    Vs mRNA
    Arthur Guerrero, MD |
    When Moderna and Pfeizer came out, the CDC FAQs spent quite a bit of time reassuring patients that mRNA does not enter the nucleus and therefore cannot interact with a person's DNA. It made sense. Can someone more educated in this area please explain how this cannot interact with a person's DNA? I know my patients are going to ask.
    The Johnson & Johnson Vaccine for COVID-19
    KS Lam |
    The effect of vaccine is measured by comparing the risk reduction in the two groups of participants (vaccinated and placebo groups) in randomized clinical trials. Relative risk reduction (RRR) or commonly known as vaccine efficacy is often used to express the magnitude of this effect which is derived simply by subtracting the relative risk from one. Alternatively, absolute risk reduction (ARR) is rarely used but is a much more meaningful measurement of risk. ARR is difference between the risks of disease in the two populations and defines the absolute magnitude of the risk.

    RRR is frequently reported in
    medical literature and news media. When vaccine effect expressed in relative terms, 95%, 94.6% and 66% VE were reported for Pfizer, Moderna and J& J vaccines respectively. In contrast, only Advisory Committee on Immunization Practices (ACIP) reported the ARR i.e 0.9%, 1.3% and 1.7% for Pfizer, Moderna and J& J vaccines respectively.

    In conclusion, when the magnitude effect was expressed in relative terms, much larger percentages result than when the publicly available clinical data was discussed in absolute terms. Thus, the presentation of RRR certainly created the perception bias of efficacy. Among the three vaccines, J&J vaccine has the highest ARR but lowest RRR.
    Re: Vs mRNA
    Brett Kistner, PharmD |
    Dr. Guerrero,

    Nucleo-cytoplasmic transport of mature mRNA (a highly conserved process essential for eukaryotic gene expression) is facilitated by/dependent on “transport complexes” that undergo disassociation following translocation, thereby preventing re-entry (1).


    1. Katahira J. Nuclear Export of Messenger RNA. Genes (Basel). 2015 Mar 31;6(2):163-84. doi: 10.3390/genes6020163. PMID: 25836925; PMCID: PMC4488659.
    Response to Dr. Guerrero
    Randy Morris, M.D. | University of Chicago
    I found a Medpage article (1) helpful; excerpts:

    "Adenoviruses -- even as they occur in nature -- just do not have the capacity to alter DNA. Unlike retroviruses such as HIV or lentiviruses, wild-type adenoviruses do not carry the enzymatic machinery necessary for integration into the host cell's DNA. That's exactly what makes them good vaccine platforms for infectious diseases, according to Coughlan.

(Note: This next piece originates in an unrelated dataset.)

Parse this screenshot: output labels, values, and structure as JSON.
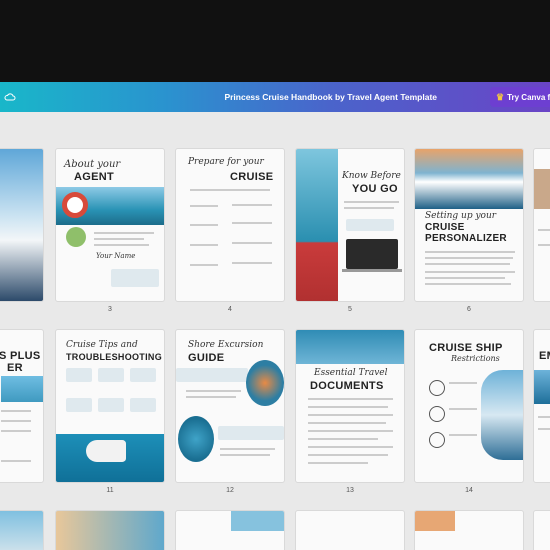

    And, engineered adenoviruses used in vaccines have been further crippled by deleting chunks of their genome so that they cannot replicate, further increasing their safety.

    "The cell lines that are used for adenovirus vaccines are
    highly and well characterized cell lines. They are classified by the FDA as nonintegrating, meaning there has never been any evidence in humans and multiple animal models of vector-borne DNA integrating into a host," said Gregory Poland, MD, of the vaccine research group at the Mayo Clinic in Rochester, Minnesota."


    1. https://www.medpagetoday.com/special-reports/exclusives/91604